What to do if your employee takes time off to go to court like Oscar Pistorius?
Oscar Pistorius hasn't left the headlines since last Valentine's Day, when he allegedly murdered his girlfriend Reeva Steenkamp. He was in court again this past Monday. Although olympians may have no trouble finding the time to go to court, but what should you do if your employee cuts off their working hours to appear in court? Read on to find out...
As an international sportsman, Oscar Pistorius
probably has no trouble taking time off for his numerous court appearances. But what should you do if your employee takes the same privilege?
Add a clause in your employment contracts to protect yourself
Make sure you've got instructions in your employment contracts. When the employee signs the contract, he agrees to the terms of employment.
Labour Law for Managers
suggests including these conditions...
1. You must obligate your employee to tell you if the court charges him with a crime.
2. You must obligate your employee to tell you if he needs to be in court for any reason.
3. Your employee must take leave for the days he has to appear in court.
4. Your employee must give you adequate notice of the leave he needs for court appearances.
With these conditions in your employment contracts, you can make sure your employees don't cut into your company's productivity. By obligating them to declare that the court has charged him with a crime, you can decide where to go from there.
If the employee's criminal charge alters the trust relationship between him and your business, you can dismiss
him. But you must follow proper procedures - you can't simply tell him to leave and not come back. After all, you must have a great reason for dismissing him before the court convicts him.
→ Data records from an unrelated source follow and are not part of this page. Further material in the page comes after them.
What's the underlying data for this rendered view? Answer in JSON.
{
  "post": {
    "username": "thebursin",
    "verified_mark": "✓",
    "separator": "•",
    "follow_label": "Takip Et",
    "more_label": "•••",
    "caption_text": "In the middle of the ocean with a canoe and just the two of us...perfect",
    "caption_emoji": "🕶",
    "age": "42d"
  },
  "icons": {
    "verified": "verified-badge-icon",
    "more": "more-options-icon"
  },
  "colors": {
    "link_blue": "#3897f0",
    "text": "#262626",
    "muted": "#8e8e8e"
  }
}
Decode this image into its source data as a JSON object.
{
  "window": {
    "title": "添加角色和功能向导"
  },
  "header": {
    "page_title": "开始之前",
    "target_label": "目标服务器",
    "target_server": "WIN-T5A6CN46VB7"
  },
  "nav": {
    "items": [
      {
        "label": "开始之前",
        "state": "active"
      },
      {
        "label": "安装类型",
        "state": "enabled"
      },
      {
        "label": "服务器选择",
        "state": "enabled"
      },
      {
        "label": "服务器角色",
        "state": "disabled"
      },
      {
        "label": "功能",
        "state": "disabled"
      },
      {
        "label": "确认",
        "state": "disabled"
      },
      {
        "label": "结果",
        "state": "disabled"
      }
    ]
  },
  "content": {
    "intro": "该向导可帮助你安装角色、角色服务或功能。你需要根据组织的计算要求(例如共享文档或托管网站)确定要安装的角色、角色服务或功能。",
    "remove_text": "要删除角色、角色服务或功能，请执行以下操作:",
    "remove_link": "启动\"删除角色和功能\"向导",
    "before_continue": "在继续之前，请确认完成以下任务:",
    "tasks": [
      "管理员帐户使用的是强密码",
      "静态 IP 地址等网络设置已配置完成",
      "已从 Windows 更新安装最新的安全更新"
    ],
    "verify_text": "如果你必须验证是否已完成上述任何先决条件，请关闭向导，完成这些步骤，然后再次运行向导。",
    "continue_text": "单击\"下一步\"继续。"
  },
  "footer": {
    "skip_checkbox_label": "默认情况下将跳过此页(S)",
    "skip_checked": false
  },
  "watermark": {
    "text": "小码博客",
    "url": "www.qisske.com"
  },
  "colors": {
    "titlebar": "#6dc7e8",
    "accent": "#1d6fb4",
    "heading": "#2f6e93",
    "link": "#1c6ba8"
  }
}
If your employee's court appearances are as prolonged and frequent as Oscar Pistorius', he may burn through his annual leave. If he still needs to take leave that he doesn't have, you can dismiss
him for incapacity.
Note: 5 of 1 vote